The term cultural capital bears many implicit and explicit connotations. For many, it is not the term which is given to a different city each year by the European Union. Rather, it is a particular city which does not stand as the real-life capital of a country; the New York, Munich or Florence if you will.
For many, in the Spanish case, it is Barcelona who clearly stands head and shoulders above other claimants to the title including Seville, Cadiz & Cordoba. Nonetheless, there is a general feeling amongst other Spaniards that Barcelona is not inherently Spanish, rather it is distinctly Catalan. With its hipster, edgy vibe and distinct folkloric traditions, a pervading attitude is that Catalonia is a presumptuous state within a nation. The distinction, however, one must draw is that Barcelona, despite an imperial past during the 10th-15th centuries, is a Spanish city.

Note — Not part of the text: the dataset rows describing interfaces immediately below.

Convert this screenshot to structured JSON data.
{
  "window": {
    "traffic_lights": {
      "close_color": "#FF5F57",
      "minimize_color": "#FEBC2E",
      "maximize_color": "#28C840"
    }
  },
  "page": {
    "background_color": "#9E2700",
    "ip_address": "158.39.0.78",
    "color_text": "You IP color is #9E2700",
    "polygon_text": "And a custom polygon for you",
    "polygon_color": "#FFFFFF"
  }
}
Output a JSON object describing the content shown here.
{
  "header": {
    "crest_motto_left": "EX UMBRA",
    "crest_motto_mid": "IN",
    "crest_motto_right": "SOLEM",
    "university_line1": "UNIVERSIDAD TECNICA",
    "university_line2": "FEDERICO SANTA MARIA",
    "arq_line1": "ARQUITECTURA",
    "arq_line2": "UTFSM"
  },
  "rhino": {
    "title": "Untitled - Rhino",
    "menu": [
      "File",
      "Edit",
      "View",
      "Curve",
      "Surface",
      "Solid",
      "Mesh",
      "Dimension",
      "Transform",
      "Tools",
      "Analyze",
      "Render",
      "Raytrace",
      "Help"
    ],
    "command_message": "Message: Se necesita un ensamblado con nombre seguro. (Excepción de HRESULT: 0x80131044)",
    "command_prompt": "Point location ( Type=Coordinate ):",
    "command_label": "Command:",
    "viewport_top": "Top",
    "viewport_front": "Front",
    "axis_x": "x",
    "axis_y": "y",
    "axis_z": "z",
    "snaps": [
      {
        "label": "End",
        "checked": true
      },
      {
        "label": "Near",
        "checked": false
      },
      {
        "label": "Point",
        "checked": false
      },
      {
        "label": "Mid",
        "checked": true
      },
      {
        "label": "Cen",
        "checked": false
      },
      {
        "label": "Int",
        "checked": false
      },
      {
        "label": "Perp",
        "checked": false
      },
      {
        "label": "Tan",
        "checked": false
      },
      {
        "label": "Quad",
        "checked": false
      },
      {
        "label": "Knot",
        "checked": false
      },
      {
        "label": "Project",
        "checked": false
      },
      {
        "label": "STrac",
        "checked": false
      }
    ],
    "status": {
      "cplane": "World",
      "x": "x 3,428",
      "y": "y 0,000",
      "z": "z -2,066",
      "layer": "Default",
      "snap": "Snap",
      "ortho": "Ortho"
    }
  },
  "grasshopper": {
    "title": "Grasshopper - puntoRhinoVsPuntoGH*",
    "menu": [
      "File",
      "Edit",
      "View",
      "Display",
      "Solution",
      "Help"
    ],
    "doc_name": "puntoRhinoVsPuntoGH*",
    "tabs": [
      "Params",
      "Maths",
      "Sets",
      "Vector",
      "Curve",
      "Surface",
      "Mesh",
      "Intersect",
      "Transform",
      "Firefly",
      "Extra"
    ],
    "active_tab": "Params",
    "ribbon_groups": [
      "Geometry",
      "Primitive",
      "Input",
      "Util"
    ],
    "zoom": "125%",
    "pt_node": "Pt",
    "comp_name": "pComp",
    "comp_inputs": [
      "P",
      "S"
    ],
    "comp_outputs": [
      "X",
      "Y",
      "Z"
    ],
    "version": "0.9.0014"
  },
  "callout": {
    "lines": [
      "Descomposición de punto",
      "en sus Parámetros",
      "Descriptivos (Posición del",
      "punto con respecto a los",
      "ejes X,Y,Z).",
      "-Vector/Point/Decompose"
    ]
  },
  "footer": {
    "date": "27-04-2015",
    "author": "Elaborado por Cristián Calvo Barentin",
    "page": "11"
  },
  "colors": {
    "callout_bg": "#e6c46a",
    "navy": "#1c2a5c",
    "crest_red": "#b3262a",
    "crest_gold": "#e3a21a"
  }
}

However, a discussion of Barcelona would not be complete without its closest cultural rival, Madrid. Madrid is a much newer city in historical terms, only formed truly in 1601 as Phillip II moved his court from Valladolid to the central plain. Madrid is undeniably the ‘capital’ of Spain in terms of administration, judicial matters and politics & Business.
This article will examine the key cultural differences between these two cities and which one comes out on top.
Barcelona & Madrid
Barcelona’s status as one of the most desirable cities in the world to live in is cemented by lifestyle magazine Monocle which in its annually published list ranked it as the 14th most livable city in the world. Barcelona has Parc Guell, Casa Batllo & the Sagrada Familia, three names which are a strong deterrent to any competitors.
Centralized Madrid, too many, feels like a typical European city, its urban sprawl both its weakness and strength. However, Madrid is a centre of the arts and culture. Whilst Barcelona is famous all over the world for its architectural significance, it is Madrid’ blending of old and new which signifies a city of great importance.
However, the Catalan capital does not solely have its signature beaches and marina but also leads the musical vanguard. Its Primavera Sound festival attracting at least 190,000 attendees last year. The city also contains the Liceu opera house where Caballe and Carreras began their careers.
Madrid is a strong artistic challenge to Barcelona’s crown. Whilst Barcelona can cite Picasso, Miro or Dali, Madrid has the Prado, the Thyssen-Bornemisza and the Reina Sofía. The Golden Triangle of Art as it is known comprises these museums & whilst Barcelona may have the contemporary edge and twist that keeps it on the knife edge of validity, this does not stand up to close speculation. It is Madrid that has the largest collection of old masters and classics, from Velasquez to Goya. This also includes the Círculo de Bellas Artes, constructed by Antonio Palacios, which is perhaps the most significant cultural centre in Europe alongside the Pompidou in Paris. From the visual to written arts it hosts exhibitions, film screenings & workshops. Particularly, its radio and magazine Minerva is an integral element in the country’s cultural life.
Literature-wise Barcelona gives no ground. It not only is the single largest publishing centre of texts in the Spanish language but also plays host to giants of the international publishing world such as Penguin.
It has also published some of the great works of the Spanish language, the Latin American boom was nurtured with Nobel Prize winners such as Gabriel García Márquez and Mario Vargas Llosa plying their trade in the environs of Las Ramblas.
Barcelona was also the only city mentioned by Cervantes in his Magnum Opus Don Quixote. Augmenting this further is the fact that Barcelona and Catalonia celebrate St. George’s Day or El Dia de St Jordi on 23 April, also known as Day of Books and Roses, is a time when the entire city pours into the streets in search of books and roses to exchange with a sweetheart or spouse.
In final judgment, it is a hard call, Barcelona may deserve the moniker ‘Contemporary Capital of Spanish Culture’. As the seminal Robert Hughes exemplifies, “Barcelona has always been more a city of capital and labour than of nobility and commoners; its democratic roots are old and run very deep.”
Indeed, from a foreign perspective, Barcelona epitomizes Mediterranean chic. Madrid nevertheless, has greater cultural weight and influence. Madrid is renowned as the most ‘Spanish’ city. A comparison of the two cities has only yielded the result that whilst Barcelona has a strong claim to being an edgy modern metropolis, it is Madrid that is still Spain’s true capital of culture.